We conduct our dolphin conservation research along the southeast coast of Florida under a NOOA permit (LOA 13386). Specifically, we (1) shed light on the overall dolphin population, including whether its members are resident or transient, (2) compare, contrast, and evaluate how different environments influence dolphin distribution and habitat utilization, (3) assess the overall health status of the animals, (4) provide an understanding of how our own health and well-being is impacted by the conditions of marine environment, and (5) help develop conservation measures benefiting the ocean, dolphins and all people. We employ standard boat-based surveys and photo-identification techniques, GIS mapping and analytical tools. Using a 28ft vessel, generously provided by the Jupiter Pointe Boat Club, surveys are conducted year-round (weather permitting). As of 2016, we have identified more than 300 bottlenose and spotted dolphins, many of which are seen regularly in our coastal waters. For more information, contact the program’s Director Barbara Brunnick, Ph.D., or check out this video. In his essay Dr. Harzen provides a more detailed rationale of why it is important to study dolphins.
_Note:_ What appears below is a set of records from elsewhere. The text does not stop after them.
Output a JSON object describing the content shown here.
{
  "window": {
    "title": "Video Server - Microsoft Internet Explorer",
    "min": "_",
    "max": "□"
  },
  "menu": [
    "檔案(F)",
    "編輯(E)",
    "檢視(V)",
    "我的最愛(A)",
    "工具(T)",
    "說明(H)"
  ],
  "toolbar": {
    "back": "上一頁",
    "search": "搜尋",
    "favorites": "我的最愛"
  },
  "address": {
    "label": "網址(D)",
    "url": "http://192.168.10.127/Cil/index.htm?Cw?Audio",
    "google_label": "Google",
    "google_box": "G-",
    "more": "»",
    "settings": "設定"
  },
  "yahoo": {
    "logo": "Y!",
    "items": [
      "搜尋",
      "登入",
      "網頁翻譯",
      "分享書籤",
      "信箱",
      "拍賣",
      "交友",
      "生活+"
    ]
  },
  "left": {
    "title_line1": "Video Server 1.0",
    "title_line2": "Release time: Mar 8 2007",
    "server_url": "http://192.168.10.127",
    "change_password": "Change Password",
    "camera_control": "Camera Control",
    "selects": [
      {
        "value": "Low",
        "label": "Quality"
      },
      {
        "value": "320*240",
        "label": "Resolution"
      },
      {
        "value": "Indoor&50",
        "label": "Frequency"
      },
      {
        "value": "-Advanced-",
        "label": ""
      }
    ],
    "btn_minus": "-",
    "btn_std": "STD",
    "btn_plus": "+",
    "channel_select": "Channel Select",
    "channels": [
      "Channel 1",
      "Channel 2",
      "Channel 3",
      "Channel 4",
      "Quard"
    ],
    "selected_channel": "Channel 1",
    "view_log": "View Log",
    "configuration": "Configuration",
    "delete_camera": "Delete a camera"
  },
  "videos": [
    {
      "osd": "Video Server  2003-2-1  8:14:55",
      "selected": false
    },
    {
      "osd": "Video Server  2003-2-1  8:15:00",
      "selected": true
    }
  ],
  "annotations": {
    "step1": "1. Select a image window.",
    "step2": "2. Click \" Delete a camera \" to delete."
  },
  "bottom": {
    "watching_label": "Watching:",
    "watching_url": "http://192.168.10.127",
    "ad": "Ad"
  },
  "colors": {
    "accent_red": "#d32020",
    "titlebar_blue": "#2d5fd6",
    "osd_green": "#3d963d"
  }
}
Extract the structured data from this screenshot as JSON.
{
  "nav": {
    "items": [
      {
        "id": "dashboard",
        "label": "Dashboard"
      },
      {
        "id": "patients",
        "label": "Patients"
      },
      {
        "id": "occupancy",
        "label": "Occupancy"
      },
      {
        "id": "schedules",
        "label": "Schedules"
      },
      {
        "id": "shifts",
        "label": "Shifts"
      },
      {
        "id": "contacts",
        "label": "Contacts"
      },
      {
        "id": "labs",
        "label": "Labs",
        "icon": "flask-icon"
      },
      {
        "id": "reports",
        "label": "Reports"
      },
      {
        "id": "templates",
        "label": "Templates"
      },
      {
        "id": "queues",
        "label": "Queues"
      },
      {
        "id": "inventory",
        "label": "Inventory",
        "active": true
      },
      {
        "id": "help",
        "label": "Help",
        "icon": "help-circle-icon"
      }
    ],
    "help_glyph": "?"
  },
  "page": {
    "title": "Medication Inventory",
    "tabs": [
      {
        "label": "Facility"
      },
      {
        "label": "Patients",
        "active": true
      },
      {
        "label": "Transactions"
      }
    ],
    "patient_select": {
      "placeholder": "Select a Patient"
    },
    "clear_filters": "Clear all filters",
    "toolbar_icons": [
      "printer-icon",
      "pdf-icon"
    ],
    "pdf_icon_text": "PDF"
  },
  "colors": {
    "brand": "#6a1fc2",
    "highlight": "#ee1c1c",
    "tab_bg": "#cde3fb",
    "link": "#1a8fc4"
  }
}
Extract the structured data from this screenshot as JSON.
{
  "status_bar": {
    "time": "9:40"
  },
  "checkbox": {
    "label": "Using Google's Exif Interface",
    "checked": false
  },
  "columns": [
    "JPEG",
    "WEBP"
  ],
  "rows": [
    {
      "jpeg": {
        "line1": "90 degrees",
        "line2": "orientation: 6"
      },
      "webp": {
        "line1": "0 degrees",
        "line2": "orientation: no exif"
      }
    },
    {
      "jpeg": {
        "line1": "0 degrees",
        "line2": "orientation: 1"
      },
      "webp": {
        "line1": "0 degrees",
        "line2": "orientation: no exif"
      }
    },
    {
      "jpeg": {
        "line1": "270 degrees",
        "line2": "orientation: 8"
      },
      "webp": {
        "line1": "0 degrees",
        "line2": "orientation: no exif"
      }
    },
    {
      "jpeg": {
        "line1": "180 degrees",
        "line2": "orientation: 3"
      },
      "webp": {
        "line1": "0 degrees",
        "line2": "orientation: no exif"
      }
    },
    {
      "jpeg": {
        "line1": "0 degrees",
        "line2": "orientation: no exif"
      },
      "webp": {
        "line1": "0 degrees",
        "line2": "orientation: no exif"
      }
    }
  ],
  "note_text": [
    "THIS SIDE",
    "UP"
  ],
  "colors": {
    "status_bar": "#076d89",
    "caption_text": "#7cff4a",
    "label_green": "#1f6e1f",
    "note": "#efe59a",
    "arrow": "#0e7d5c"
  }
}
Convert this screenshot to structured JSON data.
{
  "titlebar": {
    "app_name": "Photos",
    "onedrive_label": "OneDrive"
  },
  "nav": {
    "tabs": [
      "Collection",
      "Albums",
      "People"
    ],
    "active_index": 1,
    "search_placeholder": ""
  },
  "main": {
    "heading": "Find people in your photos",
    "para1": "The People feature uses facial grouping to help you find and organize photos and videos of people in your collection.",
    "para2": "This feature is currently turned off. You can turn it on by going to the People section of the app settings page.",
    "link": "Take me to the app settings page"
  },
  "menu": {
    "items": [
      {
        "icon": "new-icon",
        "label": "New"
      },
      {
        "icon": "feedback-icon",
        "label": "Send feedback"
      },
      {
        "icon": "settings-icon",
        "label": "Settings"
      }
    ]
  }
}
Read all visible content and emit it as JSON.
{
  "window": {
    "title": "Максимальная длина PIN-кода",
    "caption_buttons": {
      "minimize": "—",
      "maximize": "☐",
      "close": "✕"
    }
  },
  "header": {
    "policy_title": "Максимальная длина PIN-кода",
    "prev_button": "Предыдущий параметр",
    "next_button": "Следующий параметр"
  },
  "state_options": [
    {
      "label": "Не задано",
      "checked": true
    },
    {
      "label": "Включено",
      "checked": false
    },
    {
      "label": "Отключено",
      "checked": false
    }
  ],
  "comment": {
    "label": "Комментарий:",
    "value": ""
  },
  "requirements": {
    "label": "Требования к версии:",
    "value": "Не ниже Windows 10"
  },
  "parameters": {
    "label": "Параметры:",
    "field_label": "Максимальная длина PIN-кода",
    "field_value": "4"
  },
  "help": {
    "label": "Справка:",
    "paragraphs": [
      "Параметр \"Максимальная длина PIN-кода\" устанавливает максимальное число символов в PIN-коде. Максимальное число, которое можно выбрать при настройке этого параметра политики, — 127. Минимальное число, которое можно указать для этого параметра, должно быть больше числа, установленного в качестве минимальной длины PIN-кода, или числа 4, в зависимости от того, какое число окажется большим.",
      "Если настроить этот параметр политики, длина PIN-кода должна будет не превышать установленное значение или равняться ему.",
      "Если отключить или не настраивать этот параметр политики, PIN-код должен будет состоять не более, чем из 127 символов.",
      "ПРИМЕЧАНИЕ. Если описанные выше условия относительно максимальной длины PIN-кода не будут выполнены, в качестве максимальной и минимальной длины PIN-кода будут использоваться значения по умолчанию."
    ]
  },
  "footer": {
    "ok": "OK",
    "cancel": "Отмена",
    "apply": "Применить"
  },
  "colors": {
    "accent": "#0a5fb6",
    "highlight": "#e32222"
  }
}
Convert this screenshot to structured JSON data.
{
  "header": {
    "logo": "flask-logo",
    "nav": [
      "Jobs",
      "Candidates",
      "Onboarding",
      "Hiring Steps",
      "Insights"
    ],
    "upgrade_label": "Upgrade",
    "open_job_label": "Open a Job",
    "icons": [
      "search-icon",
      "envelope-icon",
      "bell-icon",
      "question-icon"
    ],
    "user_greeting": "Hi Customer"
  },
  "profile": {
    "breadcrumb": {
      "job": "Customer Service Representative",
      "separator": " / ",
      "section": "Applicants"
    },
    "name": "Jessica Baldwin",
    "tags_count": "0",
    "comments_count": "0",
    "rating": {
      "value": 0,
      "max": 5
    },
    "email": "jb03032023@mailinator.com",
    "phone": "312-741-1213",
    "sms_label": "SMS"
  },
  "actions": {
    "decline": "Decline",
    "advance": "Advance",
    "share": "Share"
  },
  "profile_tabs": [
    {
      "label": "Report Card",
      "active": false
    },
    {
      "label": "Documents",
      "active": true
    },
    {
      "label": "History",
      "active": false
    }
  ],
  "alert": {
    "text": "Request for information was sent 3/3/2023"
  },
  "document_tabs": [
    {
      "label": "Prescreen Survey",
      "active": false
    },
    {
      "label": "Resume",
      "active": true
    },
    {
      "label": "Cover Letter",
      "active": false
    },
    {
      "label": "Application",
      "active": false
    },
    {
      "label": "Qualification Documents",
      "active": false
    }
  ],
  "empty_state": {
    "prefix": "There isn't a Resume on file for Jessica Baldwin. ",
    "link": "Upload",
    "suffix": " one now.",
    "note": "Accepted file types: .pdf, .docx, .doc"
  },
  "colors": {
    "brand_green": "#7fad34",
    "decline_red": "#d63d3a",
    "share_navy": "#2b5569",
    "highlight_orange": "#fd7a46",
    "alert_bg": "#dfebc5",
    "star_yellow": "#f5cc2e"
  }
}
If you like to play an active role as a dolphin docent or naturalist volunteer, join our Dolphin Club.
Jupiter Pointe Boat Club: jupiterpointe.com/boat-club